The Wind is a Haunting Female Frontier Story
The Western frontier was a difficult place to live. The terrain was rough and the elements unpredictable, but in the early days, there was another, even more trying aspect to life in the wilderness of the frontier: seclusion.
It’s the more difficult mental state of loneliness which is at the centre of The Wind, Emma Tammi’s feature film debut which centers on a woman in the midst of a mental breakdown.
Caitlin Gerard stars as Lizzy Macklin, a young frontierswoman living a simple life so far from anything that there isn’t even a church nearby. Her husband is often away leaving Lizzy to fend for herself, a hardship she endures with no complaint. When a young couple, Emma and Gideon Harper (Julia Goldani Telles and Dylan McTee respectively) move into the nearby cabin, rather than seeing the new neighbours as an occasion to celebrate, Lizzy sees Emma as a chore, a coddled young woman who can’t handle the hardships of life on the frontier and soon enough, the lives of the two couples take a terrible turn.
Though The Wind has a supernatural horror storyline running through it, the most compelling aspects of Tammi’s film have nothing to do with the legitimate scares peppered throughout. First and foremost there are the performances from the women, particularly Gerard who brilliantly portrays Lizzy’s slip into madness. The performance encompasses her completely and the wildness of the character comes through in Gerard’s eyes. Even in moments when she’s having a quiet conversation there’s a flicker of something just a little off playing in the corner of her face; it’s a star-making performance.
Teresa Sutherland’s script is also a small marvel, taking a typical Western set-up and turning it into the story of a woman suffering a mental breakdown while never straying far from the hardship of life on the frontier. Perhaps the most inspired aspect of the script is Sutherland’s well conceived interactions between the men and the women. Though the script doesn’t go as far as it could have to be completely satisfying, when Lizzy finally stands up to her husband and makes him see what she’s been dealing with… it’s a satisfying moment that there could have been more of.

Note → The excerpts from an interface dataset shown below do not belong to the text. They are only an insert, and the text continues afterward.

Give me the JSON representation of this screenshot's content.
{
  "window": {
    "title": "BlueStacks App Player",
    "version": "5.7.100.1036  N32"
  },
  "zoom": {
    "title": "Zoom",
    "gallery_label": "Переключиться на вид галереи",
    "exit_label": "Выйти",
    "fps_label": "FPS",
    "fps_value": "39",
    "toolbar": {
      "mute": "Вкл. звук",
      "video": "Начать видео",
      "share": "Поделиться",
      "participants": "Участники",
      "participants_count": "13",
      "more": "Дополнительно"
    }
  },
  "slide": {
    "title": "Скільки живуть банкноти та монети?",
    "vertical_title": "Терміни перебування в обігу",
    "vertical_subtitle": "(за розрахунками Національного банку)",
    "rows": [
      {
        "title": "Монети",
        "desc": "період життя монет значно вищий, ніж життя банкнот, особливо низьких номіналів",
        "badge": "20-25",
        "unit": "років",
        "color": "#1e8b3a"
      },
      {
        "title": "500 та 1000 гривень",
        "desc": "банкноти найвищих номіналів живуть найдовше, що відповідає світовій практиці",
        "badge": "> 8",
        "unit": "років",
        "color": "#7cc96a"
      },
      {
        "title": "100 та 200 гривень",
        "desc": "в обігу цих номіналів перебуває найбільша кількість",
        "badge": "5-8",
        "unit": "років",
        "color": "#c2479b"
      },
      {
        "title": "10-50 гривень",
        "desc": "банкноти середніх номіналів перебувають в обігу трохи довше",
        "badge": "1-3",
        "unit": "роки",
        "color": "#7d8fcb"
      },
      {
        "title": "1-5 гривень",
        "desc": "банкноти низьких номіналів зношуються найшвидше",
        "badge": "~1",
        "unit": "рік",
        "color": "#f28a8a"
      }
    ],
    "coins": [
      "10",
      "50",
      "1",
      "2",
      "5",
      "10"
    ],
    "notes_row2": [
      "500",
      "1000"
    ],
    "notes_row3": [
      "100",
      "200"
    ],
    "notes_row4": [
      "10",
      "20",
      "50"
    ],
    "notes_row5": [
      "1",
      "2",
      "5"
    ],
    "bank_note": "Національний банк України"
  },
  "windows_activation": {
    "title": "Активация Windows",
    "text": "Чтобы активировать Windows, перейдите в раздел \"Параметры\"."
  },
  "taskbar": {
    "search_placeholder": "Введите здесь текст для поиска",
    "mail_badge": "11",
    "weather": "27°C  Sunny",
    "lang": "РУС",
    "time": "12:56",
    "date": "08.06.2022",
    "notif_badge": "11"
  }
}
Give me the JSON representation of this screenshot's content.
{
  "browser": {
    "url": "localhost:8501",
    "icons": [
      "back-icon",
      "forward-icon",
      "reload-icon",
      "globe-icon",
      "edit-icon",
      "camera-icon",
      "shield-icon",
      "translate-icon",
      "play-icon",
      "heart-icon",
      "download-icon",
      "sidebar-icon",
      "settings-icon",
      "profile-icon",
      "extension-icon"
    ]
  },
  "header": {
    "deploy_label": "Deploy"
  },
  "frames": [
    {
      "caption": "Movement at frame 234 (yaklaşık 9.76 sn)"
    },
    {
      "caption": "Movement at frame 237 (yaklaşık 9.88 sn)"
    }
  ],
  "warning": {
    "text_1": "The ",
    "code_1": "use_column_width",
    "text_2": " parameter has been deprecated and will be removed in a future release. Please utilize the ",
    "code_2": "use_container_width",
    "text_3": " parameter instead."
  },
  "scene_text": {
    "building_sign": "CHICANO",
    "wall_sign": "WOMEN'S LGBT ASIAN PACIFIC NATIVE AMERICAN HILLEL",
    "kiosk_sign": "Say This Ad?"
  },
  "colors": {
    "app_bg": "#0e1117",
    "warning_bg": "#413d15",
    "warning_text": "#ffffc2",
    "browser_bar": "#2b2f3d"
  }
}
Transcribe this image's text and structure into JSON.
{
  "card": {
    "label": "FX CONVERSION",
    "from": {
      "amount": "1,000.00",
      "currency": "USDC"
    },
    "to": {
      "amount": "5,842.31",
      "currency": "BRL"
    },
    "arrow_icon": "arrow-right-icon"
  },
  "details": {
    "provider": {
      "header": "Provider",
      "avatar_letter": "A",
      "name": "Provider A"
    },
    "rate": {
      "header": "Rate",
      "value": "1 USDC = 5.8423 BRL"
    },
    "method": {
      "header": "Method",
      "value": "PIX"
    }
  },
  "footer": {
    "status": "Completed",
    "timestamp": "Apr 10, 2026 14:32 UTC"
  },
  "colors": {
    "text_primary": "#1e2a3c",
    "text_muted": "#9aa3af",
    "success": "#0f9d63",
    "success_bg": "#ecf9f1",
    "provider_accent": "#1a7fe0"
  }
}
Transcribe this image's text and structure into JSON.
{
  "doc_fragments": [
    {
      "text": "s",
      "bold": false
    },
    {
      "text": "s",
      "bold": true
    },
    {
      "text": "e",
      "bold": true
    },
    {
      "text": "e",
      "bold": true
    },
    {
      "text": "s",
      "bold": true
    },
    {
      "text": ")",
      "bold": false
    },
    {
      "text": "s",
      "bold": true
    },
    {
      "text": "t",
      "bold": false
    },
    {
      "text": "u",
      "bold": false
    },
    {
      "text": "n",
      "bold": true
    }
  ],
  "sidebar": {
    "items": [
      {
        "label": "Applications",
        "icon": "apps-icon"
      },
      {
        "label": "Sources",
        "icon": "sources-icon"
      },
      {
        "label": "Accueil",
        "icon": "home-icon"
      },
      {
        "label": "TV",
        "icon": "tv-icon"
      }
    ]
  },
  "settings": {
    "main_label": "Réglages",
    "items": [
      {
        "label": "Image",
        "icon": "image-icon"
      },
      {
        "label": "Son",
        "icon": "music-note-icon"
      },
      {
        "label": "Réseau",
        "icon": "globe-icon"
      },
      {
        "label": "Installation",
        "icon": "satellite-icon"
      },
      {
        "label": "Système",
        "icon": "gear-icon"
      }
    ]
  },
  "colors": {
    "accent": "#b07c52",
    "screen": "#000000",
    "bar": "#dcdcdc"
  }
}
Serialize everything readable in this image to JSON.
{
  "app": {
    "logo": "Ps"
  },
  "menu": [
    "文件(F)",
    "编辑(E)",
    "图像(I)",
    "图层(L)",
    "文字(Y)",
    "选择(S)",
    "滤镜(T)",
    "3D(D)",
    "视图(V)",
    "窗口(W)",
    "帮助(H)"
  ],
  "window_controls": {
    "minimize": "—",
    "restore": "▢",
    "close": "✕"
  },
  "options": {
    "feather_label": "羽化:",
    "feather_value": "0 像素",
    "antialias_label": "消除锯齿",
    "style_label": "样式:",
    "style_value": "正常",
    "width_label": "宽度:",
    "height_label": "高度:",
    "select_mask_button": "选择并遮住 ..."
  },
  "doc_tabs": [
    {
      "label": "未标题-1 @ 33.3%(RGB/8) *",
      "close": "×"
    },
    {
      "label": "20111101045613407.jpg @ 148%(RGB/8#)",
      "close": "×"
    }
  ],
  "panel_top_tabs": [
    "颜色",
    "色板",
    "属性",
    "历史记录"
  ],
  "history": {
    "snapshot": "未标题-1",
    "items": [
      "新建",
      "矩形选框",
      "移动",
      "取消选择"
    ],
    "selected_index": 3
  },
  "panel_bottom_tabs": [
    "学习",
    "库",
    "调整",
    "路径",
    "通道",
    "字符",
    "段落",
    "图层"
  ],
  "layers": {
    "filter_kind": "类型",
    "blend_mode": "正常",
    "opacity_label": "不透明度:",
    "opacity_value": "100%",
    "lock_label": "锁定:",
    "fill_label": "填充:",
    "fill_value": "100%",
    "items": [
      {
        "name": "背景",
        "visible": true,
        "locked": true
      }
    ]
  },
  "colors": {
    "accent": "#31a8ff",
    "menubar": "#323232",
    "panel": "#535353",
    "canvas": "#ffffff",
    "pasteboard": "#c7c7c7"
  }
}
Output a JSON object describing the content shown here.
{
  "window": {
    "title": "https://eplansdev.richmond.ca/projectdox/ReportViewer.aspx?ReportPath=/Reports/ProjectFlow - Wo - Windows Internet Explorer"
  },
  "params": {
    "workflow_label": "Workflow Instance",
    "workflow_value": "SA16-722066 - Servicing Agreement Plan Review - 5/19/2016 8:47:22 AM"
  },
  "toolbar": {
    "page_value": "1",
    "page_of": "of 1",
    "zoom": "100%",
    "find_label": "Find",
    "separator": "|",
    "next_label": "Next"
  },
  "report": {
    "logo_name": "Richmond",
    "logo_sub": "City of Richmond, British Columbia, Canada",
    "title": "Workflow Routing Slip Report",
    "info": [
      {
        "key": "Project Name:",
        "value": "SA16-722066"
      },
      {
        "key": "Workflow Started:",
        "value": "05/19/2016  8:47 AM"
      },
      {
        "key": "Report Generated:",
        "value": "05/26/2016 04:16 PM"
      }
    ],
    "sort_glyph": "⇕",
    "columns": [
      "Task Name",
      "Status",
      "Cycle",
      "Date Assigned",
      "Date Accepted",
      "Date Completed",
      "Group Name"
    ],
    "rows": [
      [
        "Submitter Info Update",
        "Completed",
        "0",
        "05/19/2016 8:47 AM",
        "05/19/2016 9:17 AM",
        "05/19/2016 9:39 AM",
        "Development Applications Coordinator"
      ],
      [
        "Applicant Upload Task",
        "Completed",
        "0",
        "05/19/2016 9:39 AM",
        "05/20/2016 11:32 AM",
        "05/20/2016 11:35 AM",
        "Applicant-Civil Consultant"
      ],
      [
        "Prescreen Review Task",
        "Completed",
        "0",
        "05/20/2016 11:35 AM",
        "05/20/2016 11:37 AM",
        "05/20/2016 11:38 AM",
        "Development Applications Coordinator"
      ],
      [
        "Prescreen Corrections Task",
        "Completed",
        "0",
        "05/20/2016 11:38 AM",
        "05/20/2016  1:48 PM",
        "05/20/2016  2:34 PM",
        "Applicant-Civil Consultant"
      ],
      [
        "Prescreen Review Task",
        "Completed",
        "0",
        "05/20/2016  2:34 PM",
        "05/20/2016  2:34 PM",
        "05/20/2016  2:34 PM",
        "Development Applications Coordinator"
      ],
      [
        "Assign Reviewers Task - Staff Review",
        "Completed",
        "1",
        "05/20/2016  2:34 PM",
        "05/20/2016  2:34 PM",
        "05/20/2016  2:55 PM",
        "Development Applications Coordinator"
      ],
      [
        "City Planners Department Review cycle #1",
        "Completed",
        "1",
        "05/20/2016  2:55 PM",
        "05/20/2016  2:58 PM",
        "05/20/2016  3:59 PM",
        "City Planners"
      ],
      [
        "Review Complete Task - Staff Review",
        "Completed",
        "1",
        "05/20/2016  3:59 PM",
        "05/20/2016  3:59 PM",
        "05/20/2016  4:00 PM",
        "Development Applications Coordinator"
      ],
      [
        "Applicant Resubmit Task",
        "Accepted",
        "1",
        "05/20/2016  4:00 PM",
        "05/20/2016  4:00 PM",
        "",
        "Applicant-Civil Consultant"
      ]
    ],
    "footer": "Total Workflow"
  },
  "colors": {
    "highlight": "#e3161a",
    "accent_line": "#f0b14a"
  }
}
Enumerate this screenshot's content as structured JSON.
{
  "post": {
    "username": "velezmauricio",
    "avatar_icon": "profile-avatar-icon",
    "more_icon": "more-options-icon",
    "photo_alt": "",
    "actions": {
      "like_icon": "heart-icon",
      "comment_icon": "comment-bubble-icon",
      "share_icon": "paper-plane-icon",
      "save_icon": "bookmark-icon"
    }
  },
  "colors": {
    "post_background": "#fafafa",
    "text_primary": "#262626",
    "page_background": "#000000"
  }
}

And then there are the aesthetics, the beautiful cinematography from Lyn Moncrief who has previously impressed with his work on Orion and Midnight Son, Ben Lovett’s score which adds an air of eeriness to the haunting visuals and Alexandra Amick’s editing which effectively stitches together two timelines to help tell the story of Lizzy’s downfall.
The Wind is an impressive debut feature that shows director Emma Tammi isn’t afraid to take risks by mixing genres, making deliberate pacing choices and telling challenging stories.